# What you should do
Return every entry exactly, except for any pictures.

# Data to use

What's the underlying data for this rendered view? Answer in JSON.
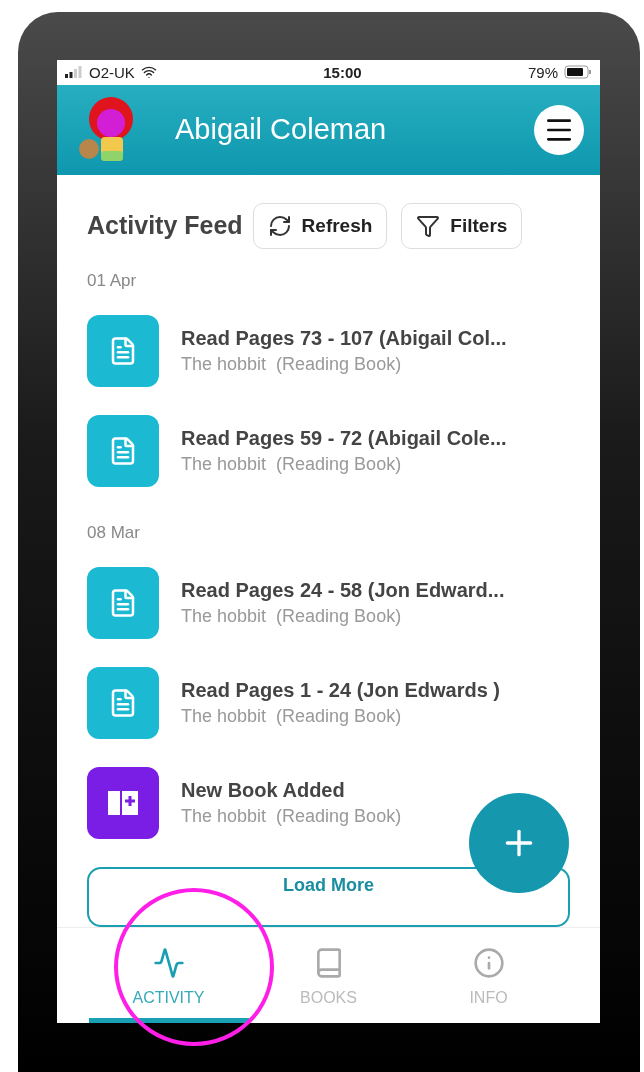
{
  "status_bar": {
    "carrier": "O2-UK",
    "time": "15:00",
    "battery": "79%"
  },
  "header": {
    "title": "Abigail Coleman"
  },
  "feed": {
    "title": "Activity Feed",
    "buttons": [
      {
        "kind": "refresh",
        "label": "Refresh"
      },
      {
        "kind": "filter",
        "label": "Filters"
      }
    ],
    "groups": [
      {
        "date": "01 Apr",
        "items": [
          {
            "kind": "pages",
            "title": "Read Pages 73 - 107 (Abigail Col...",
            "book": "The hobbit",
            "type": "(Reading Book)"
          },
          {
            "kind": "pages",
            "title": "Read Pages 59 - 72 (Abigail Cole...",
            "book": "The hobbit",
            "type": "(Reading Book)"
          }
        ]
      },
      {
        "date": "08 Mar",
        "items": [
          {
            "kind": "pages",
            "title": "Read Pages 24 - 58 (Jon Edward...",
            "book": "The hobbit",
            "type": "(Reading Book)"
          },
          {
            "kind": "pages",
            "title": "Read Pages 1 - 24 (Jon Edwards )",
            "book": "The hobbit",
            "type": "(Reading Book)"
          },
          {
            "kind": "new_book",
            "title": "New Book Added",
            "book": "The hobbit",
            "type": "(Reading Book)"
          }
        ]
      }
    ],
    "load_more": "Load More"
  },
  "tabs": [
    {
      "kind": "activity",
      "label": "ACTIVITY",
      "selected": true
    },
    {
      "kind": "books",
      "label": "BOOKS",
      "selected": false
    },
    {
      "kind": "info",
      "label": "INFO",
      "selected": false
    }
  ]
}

# Solution to the problem
What's the underlying data for this rendered view? Answer in JSON.
{
  "status_bar": {
    "carrier": "O2-UK",
    "time": "15:00",
    "battery": "79%"
  },
  "header": {
    "title": "Abigail Coleman"
  },
  "feed": {
    "title": "Activity Feed",
    "buttons": [
      {
        "kind": "refresh",
        "label": "Refresh"
      },
      {
        "kind": "filter",
        "label": "Filters"
      }
    ],
    "groups": [
      {
        "date": "01 Apr",
        "items": [
          {
            "kind": "pages",
            "title": "Read Pages 73 - 107 (Abigail Col...",
            "book": "The hobbit",
            "type": "(Reading Book)"
          },
          {
            "kind": "pages",
            "title": "Read Pages 59 - 72 (Abigail Cole...",
            "book": "The hobbit",
            "type": "(Reading Book)"
          }
        ]
      },
      {
        "date": "08 Mar",
        "items": [
          {
            "kind": "pages",
            "title": "Read Pages 24 - 58 (Jon Edward...",
            "book": "The hobbit",
            "type": "(Reading Book)"
          },
          {
            "kind": "pages",
            "title": "Read Pages 1 - 24 (Jon Edwards )",
            "book": "The hobbit",
            "type": "(Reading Book)"
          },
          {
            "kind": "new_book",
            "title": "New Book Added",
            "book": "The hobbit",
            "type": "(Reading Book)"
          }
        ]
      }
    ],
    "load_more": "Load More"
  },
  "tabs": [
    {
      "kind": "activity",
      "label": "ACTIVITY",
      "selected": true
    },
    {
      "kind": "books",
      "label": "BOOKS",
      "selected": false
    },
    {
      "kind": "info",
      "label": "INFO",
      "selected": false
    }
  ]
}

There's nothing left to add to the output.